* Data under study
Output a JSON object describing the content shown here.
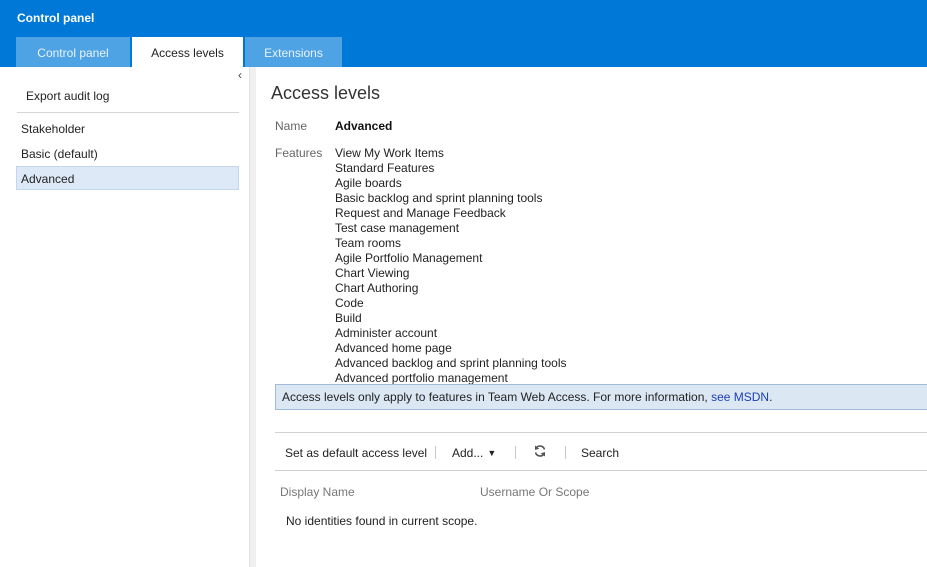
{
  "app": {
    "title": "Control panel"
  },
  "tabs": [
    {
      "label": "Control panel",
      "active": false
    },
    {
      "label": "Access levels",
      "active": true
    },
    {
      "label": "Extensions",
      "active": false
    }
  ],
  "sidebar": {
    "collapse_icon": "chevron-left-icon",
    "export_label": "Export audit log",
    "items": [
      {
        "label": "Stakeholder",
        "selected": false
      },
      {
        "label": "Basic (default)",
        "selected": false
      },
      {
        "label": "Advanced",
        "selected": true
      }
    ]
  },
  "main": {
    "title": "Access levels",
    "name_label": "Name",
    "name_value": "Advanced",
    "features_label": "Features",
    "features": [
      "View My Work Items",
      "Standard Features",
      "Agile boards",
      "Basic backlog and sprint planning tools",
      "Request and Manage Feedback",
      "Test case management",
      "Team rooms",
      "Agile Portfolio Management",
      "Chart Viewing",
      "Chart Authoring",
      "Code",
      "Build",
      "Administer account",
      "Advanced home page",
      "Advanced backlog and sprint planning tools",
      "Advanced portfolio management"
    ],
    "info_text": "Access levels only apply to features in Team Web Access. For more information, ",
    "info_link": "see MSDN",
    "info_end": "."
  },
  "toolbar": {
    "set_default_label": "Set as default access level",
    "add_label": "Add...",
    "refresh_icon": "refresh-icon",
    "search_label": "Search"
  },
  "table": {
    "columns": [
      "Display Name",
      "Username Or Scope"
    ],
    "empty_message": "No identities found in current scope."
  },
  "colors": {
    "header_blue": "#0078d7",
    "inactive_tab": "#4ea3e4",
    "selected_item": "#dde9f7",
    "info_bar": "#dbe8f4",
    "link": "#1a3fb5"
  }
}
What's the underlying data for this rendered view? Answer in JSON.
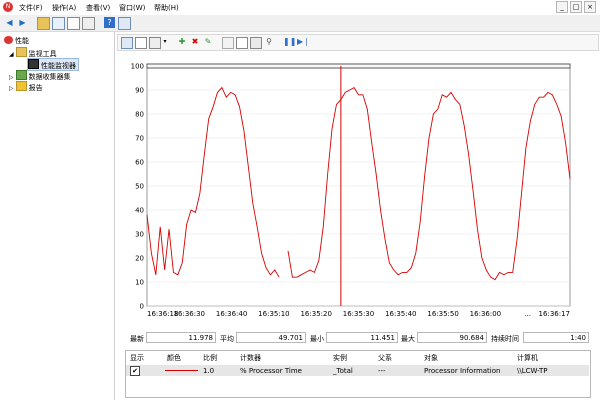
{
  "app": {
    "icon": "perf-app-icon"
  },
  "menu": [
    "文件(F)",
    "操作(A)",
    "查看(V)",
    "窗口(W)",
    "帮助(H)"
  ],
  "window_controls": [
    "_",
    "□",
    "×"
  ],
  "tree": {
    "root": "性能",
    "monitoring_tools": "监视工具",
    "performance_monitor": "性能监视器",
    "data_collector_sets": "数据收集器集",
    "reports": "报告"
  },
  "stats": {
    "last_label": "最新",
    "last_value": "11.978",
    "avg_label": "平均",
    "avg_value": "49.701",
    "min_label": "最小",
    "min_value": "11.451",
    "max_label": "最大",
    "max_value": "90.684",
    "dur_label": "持续时间",
    "dur_value": "1:40"
  },
  "table": {
    "headers": [
      "显示",
      "颜色",
      "比例",
      "计数器",
      "实例",
      "父系",
      "对象",
      "计算机"
    ],
    "row": {
      "show": "✔",
      "scale": "1.0",
      "counter": "% Processor Time",
      "instance": "_Total",
      "parent": "---",
      "object": "Processor Information",
      "computer": "\\\\LCW-TP"
    }
  },
  "colors": {
    "accent": "#d80000",
    "chart_bg": "#ffffff",
    "selected_row": "#e6e6e6"
  },
  "chart_data": {
    "type": "line",
    "x_tick_labels": [
      "16:36:18",
      "16:36:30",
      "16:36:40",
      "16:35:10",
      "16:35:20",
      "16:35:30",
      "16:35:40",
      "16:35:50",
      "16:36:00",
      "...",
      "16:36:17"
    ],
    "ylim": [
      0,
      100
    ],
    "y_ticks": [
      0,
      10,
      20,
      30,
      40,
      50,
      60,
      70,
      80,
      90,
      100
    ],
    "grid": "horizontal",
    "cursor_index": 44,
    "samples": [
      38,
      22,
      13,
      33,
      15,
      32,
      14,
      13,
      18,
      34,
      40,
      39,
      47,
      63,
      78,
      83,
      89,
      91,
      87,
      89,
      88,
      83,
      73,
      58,
      43,
      33,
      22,
      16,
      13,
      15,
      12,
      null,
      23,
      12,
      12,
      13,
      14,
      15,
      14,
      19,
      33,
      55,
      74,
      84,
      86,
      89,
      90,
      91,
      88,
      88,
      82,
      68,
      55,
      40,
      28,
      18,
      15,
      13,
      14,
      14,
      16,
      22,
      35,
      54,
      70,
      80,
      82,
      88,
      87,
      89,
      86,
      84,
      75,
      63,
      48,
      32,
      20,
      15,
      12,
      11,
      14,
      13,
      14,
      14,
      28,
      47,
      66,
      77,
      84,
      87,
      87,
      89,
      88,
      84,
      79,
      68,
      53
    ]
  }
}
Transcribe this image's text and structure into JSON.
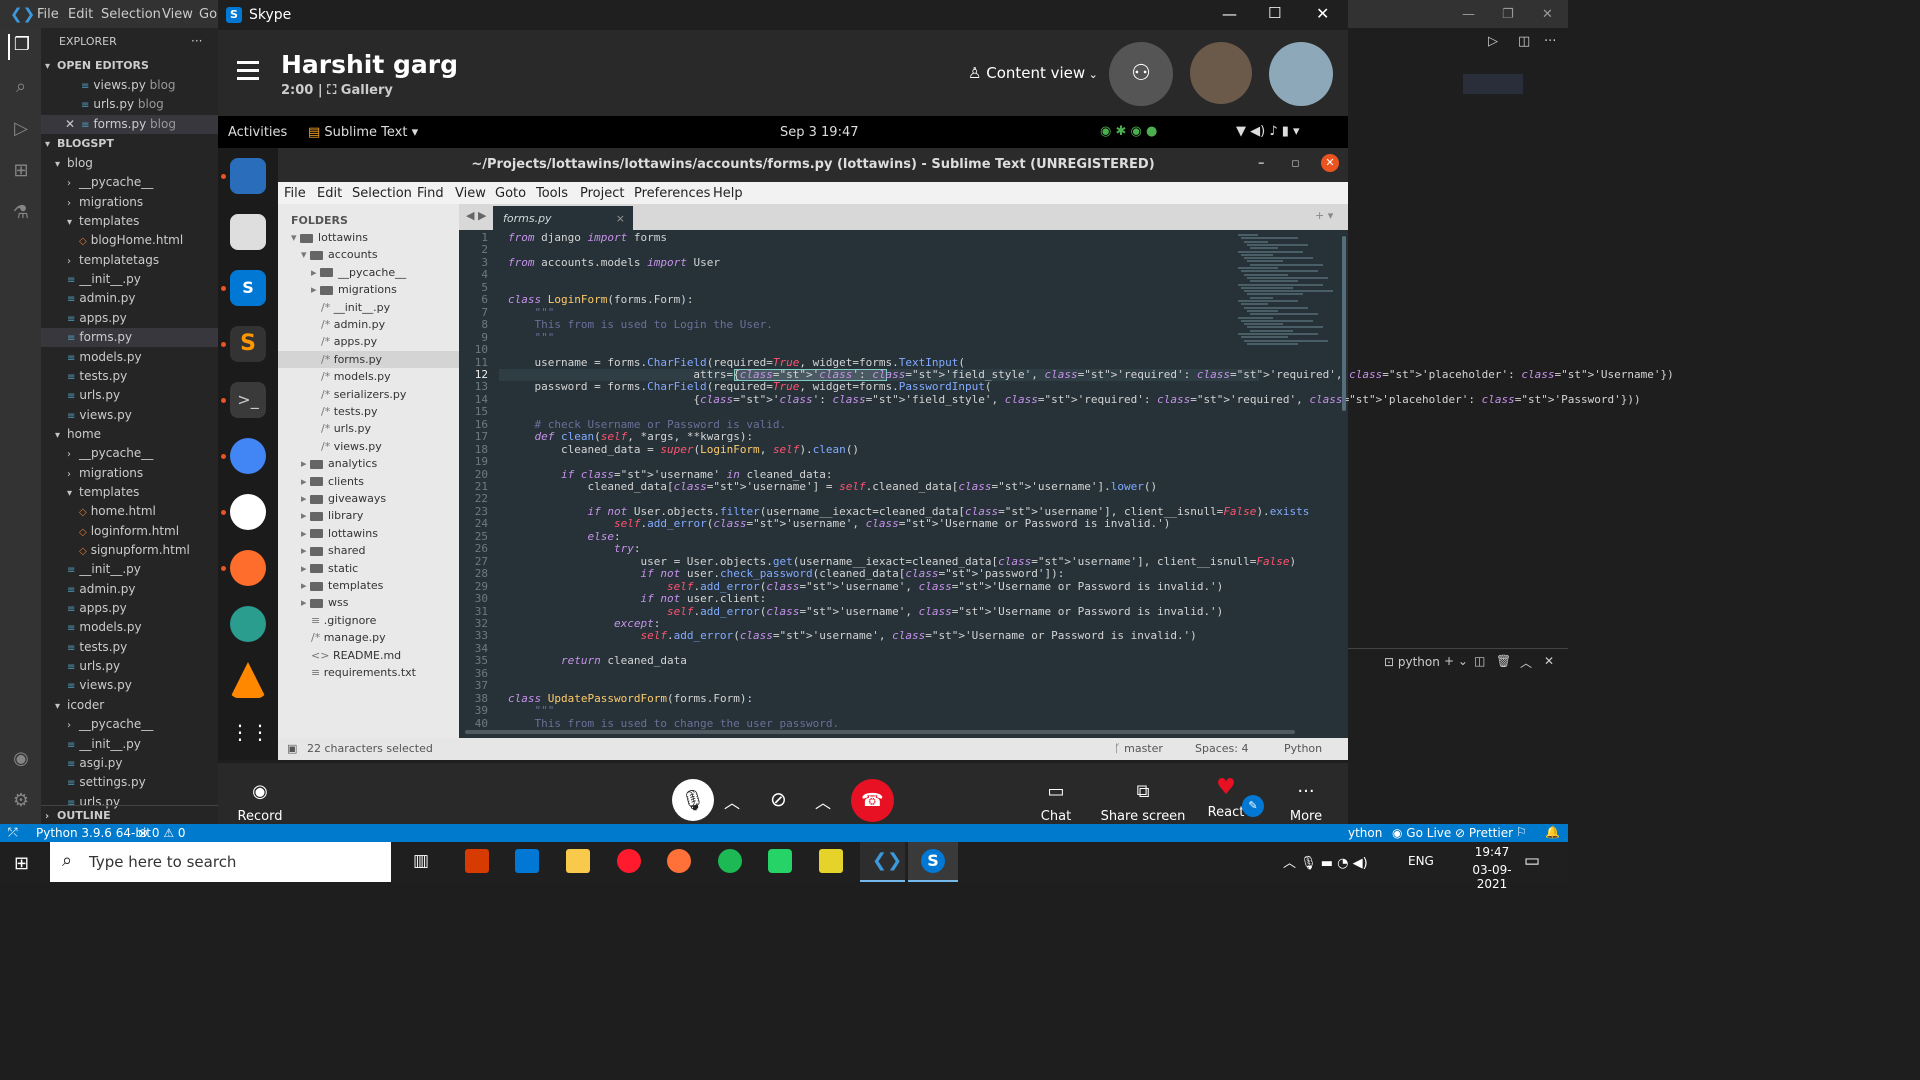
{
  "vscode": {
    "menu": [
      "File",
      "Edit",
      "Selection",
      "View",
      "Go"
    ],
    "explorer_title": "EXPLORER",
    "open_editors": {
      "title": "OPEN EDITORS",
      "items": [
        {
          "name": "views.py",
          "dir": "blog"
        },
        {
          "name": "urls.py",
          "dir": "blog"
        },
        {
          "name": "forms.py",
          "dir": "blog"
        }
      ]
    },
    "project": "BLOGSPT",
    "tree": [
      "blog",
      "__pycache__",
      "migrations",
      "templates",
      "blogHome.html",
      "templatetags",
      "__init__.py",
      "admin.py",
      "apps.py",
      "forms.py",
      "models.py",
      "tests.py",
      "urls.py",
      "views.py",
      "home",
      "__pycache__",
      "migrations",
      "templates",
      "home.html",
      "loginform.html",
      "signupform.html",
      "__init__.py",
      "admin.py",
      "apps.py",
      "models.py",
      "tests.py",
      "urls.py",
      "views.py",
      "icoder",
      "__pycache__",
      "__init__.py",
      "asgi.py",
      "settings.py",
      "urls.py"
    ],
    "outline": "OUTLINE",
    "terminal_label": "python",
    "status": {
      "python": "Python 3.9.6 64-bit",
      "errors": "⊗ 0 ⚠ 0",
      "golive": "Go Live",
      "prettier": "Prettier",
      "lang": "ython"
    }
  },
  "skype": {
    "app": "Skype",
    "caller": "Harshit garg",
    "duration": "2:00",
    "view": "Gallery",
    "content_view": "Content view",
    "controls": {
      "record": "Record",
      "chat": "Chat",
      "share": "Share screen",
      "react": "React",
      "more": "More"
    }
  },
  "ubuntu": {
    "activities": "Activities",
    "app": "Sublime Text",
    "clock": "Sep 3  19:47"
  },
  "sublime": {
    "title": "~/Projects/lottawins/lottawins/accounts/forms.py (lottawins) - Sublime Text (UNREGISTERED)",
    "menu": [
      "File",
      "Edit",
      "Selection",
      "Find",
      "View",
      "Goto",
      "Tools",
      "Project",
      "Preferences",
      "Help"
    ],
    "folders_title": "FOLDERS",
    "folders": [
      "lottawins",
      "accounts",
      "__pycache__",
      "migrations",
      "__init__.py",
      "admin.py",
      "apps.py",
      "forms.py",
      "models.py",
      "serializers.py",
      "tests.py",
      "urls.py",
      "views.py",
      "analytics",
      "clients",
      "giveaways",
      "library",
      "lottawins",
      "shared",
      "static",
      "templates",
      "wss",
      ".gitignore",
      "manage.py",
      "README.md",
      "requirements.txt"
    ],
    "tab": "forms.py",
    "status_left": "22 characters selected",
    "branch": "master",
    "spaces": "Spaces: 4",
    "syntax": "Python",
    "code": [
      "from django import forms",
      "",
      "from accounts.models import User",
      "",
      "",
      "class LoginForm(forms.Form):",
      "    \"\"\"",
      "    This from is used to Login the User.",
      "    \"\"\"",
      "",
      "    username = forms.CharField(required=True, widget=forms.TextInput(",
      "                            attrs={'class': 'field_style', 'required': 'required', 'placeholder': 'Username'})",
      "    password = forms.CharField(required=True, widget=forms.PasswordInput(",
      "                            {'class': 'field_style', 'required': 'required', 'placeholder': 'Password'}))",
      "",
      "    # check Username or Password is valid.",
      "    def clean(self, *args, **kwargs):",
      "        cleaned_data = super(LoginForm, self).clean()",
      "",
      "        if 'username' in cleaned_data:",
      "            cleaned_data['username'] = self.cleaned_data['username'].lower()",
      "",
      "            if not User.objects.filter(username__iexact=cleaned_data['username'], client__isnull=False).exists",
      "                self.add_error('username', 'Username or Password is invalid.')",
      "            else:",
      "                try:",
      "                    user = User.objects.get(username__iexact=cleaned_data['username'], client__isnull=False)",
      "                    if not user.check_password(cleaned_data['password']):",
      "                        self.add_error('username', 'Username or Password is invalid.')",
      "                    if not user.client:",
      "                        self.add_error('username', 'Username or Password is invalid.')",
      "                except:",
      "                    self.add_error('username', 'Username or Password is invalid.')",
      "",
      "        return cleaned_data",
      "",
      "",
      "class UpdatePasswordForm(forms.Form):",
      "    \"\"\"",
      "    This from is used to change the user password."
    ]
  },
  "taskbar": {
    "search_placeholder": "Type here to search",
    "time": "19:47",
    "date": "03-09-2021",
    "lang": "ENG"
  },
  "colors": {
    "vscode_blue": "#007acc",
    "skype_blue": "#0078d4",
    "end_call": "#e81123",
    "sublime_bg": "#263238",
    "ubuntu_orange": "#e95420"
  }
}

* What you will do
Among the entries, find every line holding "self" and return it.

* Output for this exercise
      "    def clean(self, *args, **kwargs):",
      "        cleaned_data = super(LoginForm, self).clean()",
      "            cleaned_data['username'] = self.cleaned_data['username'].lower()",
      "                self.add_error('username', 'Username or Password is invalid.')",
      "                        self.add_error('username', 'Username or Password is invalid.')",
      "                        self.add_error('username', 'Username or Password is invalid.')",
      "                    self.add_error('username', 'Username or Password is invalid.')",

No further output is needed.